→ **Task**
Your job is to set down the listing again exactly as it stands.

→ **Provided entries**

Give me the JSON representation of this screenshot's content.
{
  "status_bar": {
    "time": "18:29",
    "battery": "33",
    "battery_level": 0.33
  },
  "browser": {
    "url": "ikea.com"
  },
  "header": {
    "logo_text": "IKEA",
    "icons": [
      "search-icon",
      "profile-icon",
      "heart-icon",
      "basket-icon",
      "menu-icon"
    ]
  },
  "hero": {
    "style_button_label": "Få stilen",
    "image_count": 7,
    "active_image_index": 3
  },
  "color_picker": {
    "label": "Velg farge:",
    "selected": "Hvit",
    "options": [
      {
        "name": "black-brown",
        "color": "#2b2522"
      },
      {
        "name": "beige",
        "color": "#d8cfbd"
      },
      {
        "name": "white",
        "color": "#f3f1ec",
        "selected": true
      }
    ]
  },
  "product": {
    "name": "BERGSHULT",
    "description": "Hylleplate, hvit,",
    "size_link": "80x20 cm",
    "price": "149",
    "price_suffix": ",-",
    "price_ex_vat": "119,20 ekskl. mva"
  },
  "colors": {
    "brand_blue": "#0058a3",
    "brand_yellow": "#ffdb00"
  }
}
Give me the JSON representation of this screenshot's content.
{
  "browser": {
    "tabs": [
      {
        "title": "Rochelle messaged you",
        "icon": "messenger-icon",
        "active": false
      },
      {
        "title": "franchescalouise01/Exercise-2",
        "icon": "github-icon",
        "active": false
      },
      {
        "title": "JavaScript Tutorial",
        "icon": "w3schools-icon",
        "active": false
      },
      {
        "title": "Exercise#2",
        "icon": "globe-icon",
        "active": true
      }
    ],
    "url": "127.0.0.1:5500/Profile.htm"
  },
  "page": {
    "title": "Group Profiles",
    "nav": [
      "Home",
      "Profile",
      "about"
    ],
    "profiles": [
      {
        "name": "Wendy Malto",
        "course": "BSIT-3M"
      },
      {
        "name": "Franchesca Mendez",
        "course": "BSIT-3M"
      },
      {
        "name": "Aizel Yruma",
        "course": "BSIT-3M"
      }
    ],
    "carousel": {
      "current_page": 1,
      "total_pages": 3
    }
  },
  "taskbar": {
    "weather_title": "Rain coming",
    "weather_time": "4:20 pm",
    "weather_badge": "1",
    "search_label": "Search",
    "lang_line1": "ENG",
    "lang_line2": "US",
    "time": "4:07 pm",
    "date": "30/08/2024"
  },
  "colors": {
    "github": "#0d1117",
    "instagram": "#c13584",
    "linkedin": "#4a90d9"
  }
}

→ **Task answer**
Give me the JSON representation of this screenshot's content.
{
  "status_bar": {
    "time": "18:29",
    "battery": "33",
    "battery_level": 0.33
  },
  "browser": {
    "url": "ikea.com"
  },
  "header": {
    "logo_text": "IKEA",
    "icons": [
      "search-icon",
      "profile-icon",
      "heart-icon",
      "basket-icon",
      "menu-icon"
    ]
  },
  "hero": {
    "style_button_label": "Få stilen",
    "image_count": 7,
    "active_image_index": 3
  },
  "color_picker": {
    "label": "Velg farge:",
    "selected": "Hvit",
    "options": [
      {
        "name": "black-brown",
        "color": "#2b2522"
      },
      {
        "name": "beige",
        "color": "#d8cfbd"
      },
      {
        "name": "white",
        "color": "#f3f1ec",
        "selected": true
      }
    ]
  },
  "product": {
    "name": "BERGSHULT",
    "description": "Hylleplate, hvit,",
    "size_link": "80x20 cm",
    "price": "149",
    "price_suffix": ",-",
    "price_ex_vat": "119,20 ekskl. mva"
  },
  "colors": {
    "brand_blue": "#0058a3",
    "brand_yellow": "#ffdb00"
  }
}
Give me the JSON representation of this screenshot's content.
{
  "browser": {
    "tabs": [
      {
        "title": "Rochelle messaged you",
        "icon": "messenger-icon",
        "active": false
      },
      {
        "title": "franchescalouise01/Exercise-2",
        "icon": "github-icon",
        "active": false
      },
      {
        "title": "JavaScript Tutorial",
        "icon": "w3schools-icon",
        "active": false
      },
      {
        "title": "Exercise#2",
        "icon": "globe-icon",
        "active": true
      }
    ],
    "url": "127.0.0.1:5500/Profile.htm"
  },
  "page": {
    "title": "Group Profiles",
    "nav": [
      "Home",
      "Profile",
      "about"
    ],
    "profiles": [
      {
        "name": "Wendy Malto",
        "course": "BSIT-3M"
      },
      {
        "name": "Franchesca Mendez",
        "course": "BSIT-3M"
      },
      {
        "name": "Aizel Yruma",
        "course": "BSIT-3M"
      }
    ],
    "carousel": {
      "current_page": 1,
      "total_pages": 3
    }
  },
  "taskbar": {
    "weather_title": "Rain coming",
    "weather_time": "4:20 pm",
    "weather_badge": "1",
    "search_label": "Search",
    "lang_line1": "ENG",
    "lang_line2": "US",
    "time": "4:07 pm",
    "date": "30/08/2024"
  },
  "colors": {
    "github": "#0d1117",
    "instagram": "#c13584",
    "linkedin": "#4a90d9"
  }
}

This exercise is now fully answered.